You may shrug off the risk of a $159 traffic fine for texting but can you just as easily shrug off all the possible disasters that might pop up over a distance of three miles while you are busy with your phone? Mothers with babies in strollers. A nice old grandma. Someone’s favorite cat. A very solid light pole or fire hydrant. An 18-wheeler coming the other direction. Not to mention some blameless cyclist. The list of potential catastrophes is endless. Sooner or later one of them is going to have your name on it.
Look, I know how handy our mobile phones are. Where would we be without them? But there is a huge world out there where you can use your phone that doesn’t include using it while driving. I have no patience with and no mercy for drunk drivers, but I do understand that at least for the worst of them, they have a chemical addiction. It’s nobody’s fault but their own that they’re junkies, but at least it explains why they can be plastered at ten o’clock on a Sunday morning. Their free will and better judgment have been bent by their chemical dependency.
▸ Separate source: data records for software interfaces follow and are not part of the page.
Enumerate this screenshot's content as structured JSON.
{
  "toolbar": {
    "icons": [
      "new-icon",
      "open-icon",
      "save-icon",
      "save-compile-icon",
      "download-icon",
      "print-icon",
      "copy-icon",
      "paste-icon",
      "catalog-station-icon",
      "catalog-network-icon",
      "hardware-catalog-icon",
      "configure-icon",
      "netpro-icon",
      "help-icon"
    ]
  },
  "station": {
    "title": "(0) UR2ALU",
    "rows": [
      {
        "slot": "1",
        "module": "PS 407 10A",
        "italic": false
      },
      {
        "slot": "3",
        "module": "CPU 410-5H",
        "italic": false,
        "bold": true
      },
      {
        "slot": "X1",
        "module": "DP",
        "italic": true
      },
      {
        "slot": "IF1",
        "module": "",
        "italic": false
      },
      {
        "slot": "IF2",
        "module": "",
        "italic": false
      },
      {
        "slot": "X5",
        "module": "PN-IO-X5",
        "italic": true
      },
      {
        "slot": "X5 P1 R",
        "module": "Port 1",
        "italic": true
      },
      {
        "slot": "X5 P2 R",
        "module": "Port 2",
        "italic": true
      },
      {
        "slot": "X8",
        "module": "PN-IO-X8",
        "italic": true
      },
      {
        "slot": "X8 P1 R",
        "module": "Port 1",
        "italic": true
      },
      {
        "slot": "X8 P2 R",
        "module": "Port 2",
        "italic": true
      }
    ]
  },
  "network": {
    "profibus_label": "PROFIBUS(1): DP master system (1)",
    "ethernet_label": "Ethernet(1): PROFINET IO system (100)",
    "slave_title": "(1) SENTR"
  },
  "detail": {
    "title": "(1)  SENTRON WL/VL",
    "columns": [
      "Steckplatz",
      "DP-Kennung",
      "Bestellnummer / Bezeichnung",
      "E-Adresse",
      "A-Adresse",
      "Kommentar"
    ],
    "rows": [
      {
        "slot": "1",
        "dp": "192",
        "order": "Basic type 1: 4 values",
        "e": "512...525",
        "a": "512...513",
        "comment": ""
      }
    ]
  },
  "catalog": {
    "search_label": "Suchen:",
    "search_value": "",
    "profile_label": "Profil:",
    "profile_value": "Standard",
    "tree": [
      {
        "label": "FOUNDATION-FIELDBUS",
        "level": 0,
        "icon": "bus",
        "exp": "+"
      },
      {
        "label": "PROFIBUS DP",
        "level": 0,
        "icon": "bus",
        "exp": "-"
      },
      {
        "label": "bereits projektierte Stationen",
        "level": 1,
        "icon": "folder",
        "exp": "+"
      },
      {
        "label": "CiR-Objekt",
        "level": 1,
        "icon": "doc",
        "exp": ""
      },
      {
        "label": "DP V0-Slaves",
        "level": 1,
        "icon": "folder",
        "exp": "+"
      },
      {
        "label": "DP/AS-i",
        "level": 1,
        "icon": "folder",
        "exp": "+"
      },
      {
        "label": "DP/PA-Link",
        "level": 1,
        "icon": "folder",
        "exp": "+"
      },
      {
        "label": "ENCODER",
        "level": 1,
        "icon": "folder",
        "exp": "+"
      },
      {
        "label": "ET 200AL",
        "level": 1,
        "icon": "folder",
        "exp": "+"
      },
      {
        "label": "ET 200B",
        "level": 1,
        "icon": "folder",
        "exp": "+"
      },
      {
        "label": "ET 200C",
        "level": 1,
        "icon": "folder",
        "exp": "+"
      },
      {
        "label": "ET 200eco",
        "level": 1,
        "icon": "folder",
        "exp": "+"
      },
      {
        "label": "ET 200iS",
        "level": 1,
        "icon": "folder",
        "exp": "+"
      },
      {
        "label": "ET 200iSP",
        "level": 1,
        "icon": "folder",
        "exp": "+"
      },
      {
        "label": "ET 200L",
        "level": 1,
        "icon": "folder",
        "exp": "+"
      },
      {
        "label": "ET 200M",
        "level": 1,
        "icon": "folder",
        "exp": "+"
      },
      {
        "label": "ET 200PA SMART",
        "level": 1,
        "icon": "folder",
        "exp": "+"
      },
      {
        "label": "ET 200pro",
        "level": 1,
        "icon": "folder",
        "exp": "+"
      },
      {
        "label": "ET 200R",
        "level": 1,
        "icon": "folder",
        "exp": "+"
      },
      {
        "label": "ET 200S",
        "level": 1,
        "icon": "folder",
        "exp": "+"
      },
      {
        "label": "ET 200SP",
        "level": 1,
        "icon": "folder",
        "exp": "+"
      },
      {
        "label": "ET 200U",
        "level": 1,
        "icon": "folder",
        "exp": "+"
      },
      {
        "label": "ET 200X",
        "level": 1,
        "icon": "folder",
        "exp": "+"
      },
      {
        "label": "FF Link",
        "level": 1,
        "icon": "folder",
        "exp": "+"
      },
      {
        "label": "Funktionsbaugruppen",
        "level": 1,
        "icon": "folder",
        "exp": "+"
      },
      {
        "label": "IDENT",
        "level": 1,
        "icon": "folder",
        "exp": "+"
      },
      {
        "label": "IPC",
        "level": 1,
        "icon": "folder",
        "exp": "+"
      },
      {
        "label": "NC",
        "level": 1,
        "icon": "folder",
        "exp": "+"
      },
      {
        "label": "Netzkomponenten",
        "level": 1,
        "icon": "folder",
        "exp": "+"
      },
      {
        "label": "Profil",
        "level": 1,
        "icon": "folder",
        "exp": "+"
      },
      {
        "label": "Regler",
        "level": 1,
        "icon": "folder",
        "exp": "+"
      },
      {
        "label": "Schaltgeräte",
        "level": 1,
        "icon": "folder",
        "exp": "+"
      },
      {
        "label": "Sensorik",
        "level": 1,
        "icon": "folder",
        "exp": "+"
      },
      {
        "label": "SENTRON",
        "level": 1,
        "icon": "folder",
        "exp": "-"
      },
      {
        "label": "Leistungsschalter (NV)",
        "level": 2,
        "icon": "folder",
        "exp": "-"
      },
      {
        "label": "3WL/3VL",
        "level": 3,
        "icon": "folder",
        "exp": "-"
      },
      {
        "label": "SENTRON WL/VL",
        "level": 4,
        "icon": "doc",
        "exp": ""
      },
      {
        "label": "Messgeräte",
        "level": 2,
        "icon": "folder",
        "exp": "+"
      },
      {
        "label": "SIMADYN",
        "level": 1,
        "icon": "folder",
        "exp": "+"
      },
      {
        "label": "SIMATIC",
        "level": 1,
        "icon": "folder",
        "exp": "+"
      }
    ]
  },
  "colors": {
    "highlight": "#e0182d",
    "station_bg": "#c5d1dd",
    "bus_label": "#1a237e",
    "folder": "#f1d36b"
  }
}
So what’s your excuse for using a phone in a way that makes you at least as dangerous on the road as a drunk driver? Are you that addicted to your constant connectedness? To not missing any messages or to feeling the need to talk to someone right this minute?
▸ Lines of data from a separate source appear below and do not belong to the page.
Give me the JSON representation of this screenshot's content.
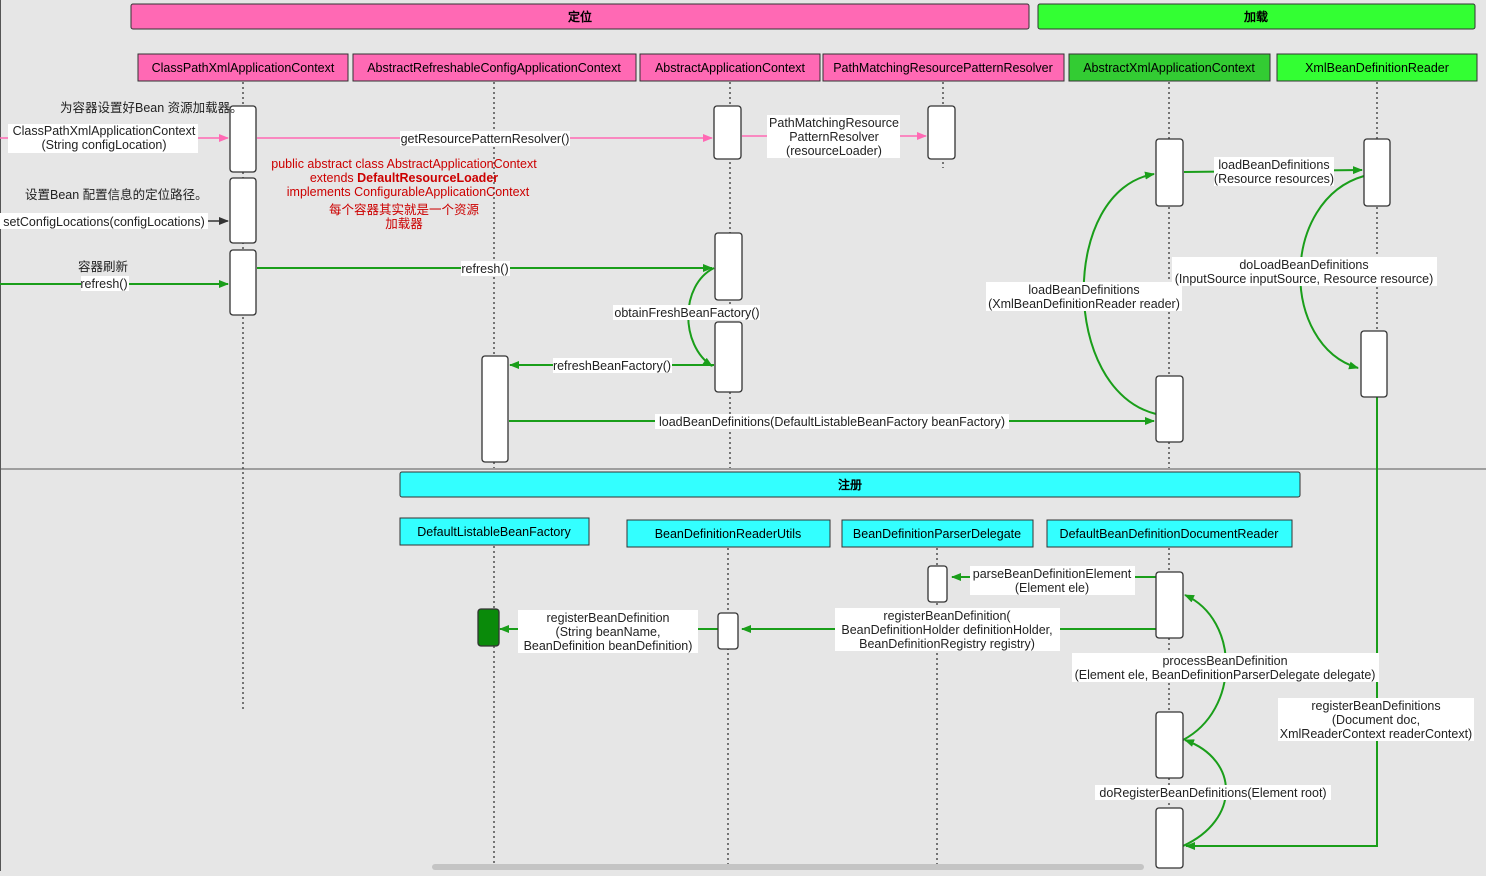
{
  "sections": {
    "locate": "定位",
    "load": "加载",
    "register": "注册"
  },
  "participants": [
    {
      "id": "cpx",
      "label": "ClassPathXmlApplicationContext",
      "group": "locate"
    },
    {
      "id": "arc",
      "label": "AbstractRefreshableConfigApplicationContext",
      "group": "locate"
    },
    {
      "id": "aac",
      "label": "AbstractApplicationContext",
      "group": "locate"
    },
    {
      "id": "pmr",
      "label": "PathMatchingResourcePatternResolver",
      "group": "locate"
    },
    {
      "id": "axa",
      "label": "AbstractXmlApplicationContext",
      "group": "load"
    },
    {
      "id": "xbr",
      "label": "XmlBeanDefinitionReader",
      "group": "load"
    },
    {
      "id": "dlbf",
      "label": "DefaultListableBeanFactory",
      "group": "register"
    },
    {
      "id": "bdru",
      "label": "BeanDefinitionReaderUtils",
      "group": "register"
    },
    {
      "id": "bdpd",
      "label": "BeanDefinitionParserDelegate",
      "group": "register"
    },
    {
      "id": "dbddr",
      "label": "DefaultBeanDefinitionDocumentReader",
      "group": "register"
    }
  ],
  "notes": {
    "resource_loader": "为容器设置好Bean 资源加载器。",
    "config_locations": "设置Bean 配置信息的定位路径。",
    "refresh_comment": "容器刷新",
    "aac_decl_1": "public abstract class AbstractApplicationContext",
    "aac_decl_2a": "extends ",
    "aac_decl_2b": "DefaultResourceLoader",
    "aac_decl_3": "implements ConfigurableApplicationContext",
    "aac_decl_4": "每个容器其实就是一个资源",
    "aac_decl_5": "加载器"
  },
  "messages": {
    "ctor_1": "ClassPathXmlApplicationContext",
    "ctor_2": "(String configLocation)",
    "get_resolver": "getResourcePatternResolver()",
    "pmr_new_1": "PathMatchingResource",
    "pmr_new_2": "PatternResolver",
    "pmr_new_3": "(resourceLoader)",
    "set_locations": "setConfigLocations(configLocations)",
    "refresh_call": "refresh()",
    "refresh": "refresh()",
    "obtain": "obtainFreshBeanFactory()",
    "refresh_bf": "refreshBeanFactory()",
    "load_bf": "loadBeanDefinitions(DefaultListableBeanFactory beanFactory)",
    "load_reader_1": "loadBeanDefinitions",
    "load_reader_2": "(XmlBeanDefinitionReader reader)",
    "load_res_1": "loadBeanDefinitions",
    "load_res_2": "(Resource resources)",
    "do_load_1": "doLoadBeanDefinitions",
    "do_load_2": "(InputSource inputSource, Resource resource)",
    "reg_defs_1": "registerBeanDefinitions",
    "reg_defs_2": "(Document doc,",
    "reg_defs_3": "XmlReaderContext readerContext)",
    "do_register": "doRegisterBeanDefinitions(Element root)",
    "process_1": "processBeanDefinition",
    "process_2": "(Element ele, BeanDefinitionParserDelegate delegate)",
    "parse_1": "parseBeanDefinitionElement",
    "parse_2": "(Element ele)",
    "reg_def_holder_1": "registerBeanDefinition(",
    "reg_def_holder_2": "BeanDefinitionHolder definitionHolder,",
    "reg_def_holder_3": "BeanDefinitionRegistry registry)",
    "reg_def_1": "registerBeanDefinition",
    "reg_def_2": "(String beanName,",
    "reg_def_3": "BeanDefinition beanDefinition)"
  },
  "colors": {
    "locate": "#ff69b4",
    "load": "#33ff33",
    "register": "#33ffff",
    "pink_arrow": "#ff69b4",
    "green_arrow": "#1a9e1a",
    "note_red": "#cc0000",
    "background": "#e6e6e6"
  }
}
This is the point, as I get my knickers in a twist, where I have to remember that a fairly large percentage of you are going to blow off this tirade. Right or wrong, agree or not, it’s just too damn inconvenient to fess up to the problem…to your problem. I appreciate that no one likes to be scolded; no one wants to admit that their behavior is wrong, that it’s bad for society. So maybe instead of chewing you out, I should turn it around and ask you to picture yourself being on your bike. Is their any cyclist out there who hasn’t seen a driver doing some bonehead move because he or she was miles deep in a phone? Have you ever had a near miss with one of these e-clowns and been tempted to slap your hand on their window and yell, “Hang up and drive!”…?
Instead of shaming you about your in-car crimes, let’s put you on your bike and see it from that perspective. Try to remember that point of view the next time your phone starts chirping at you while you’re driving. Better yet, turn the damn thing off until you get where you’re going.
Bill can be reached at email@example.com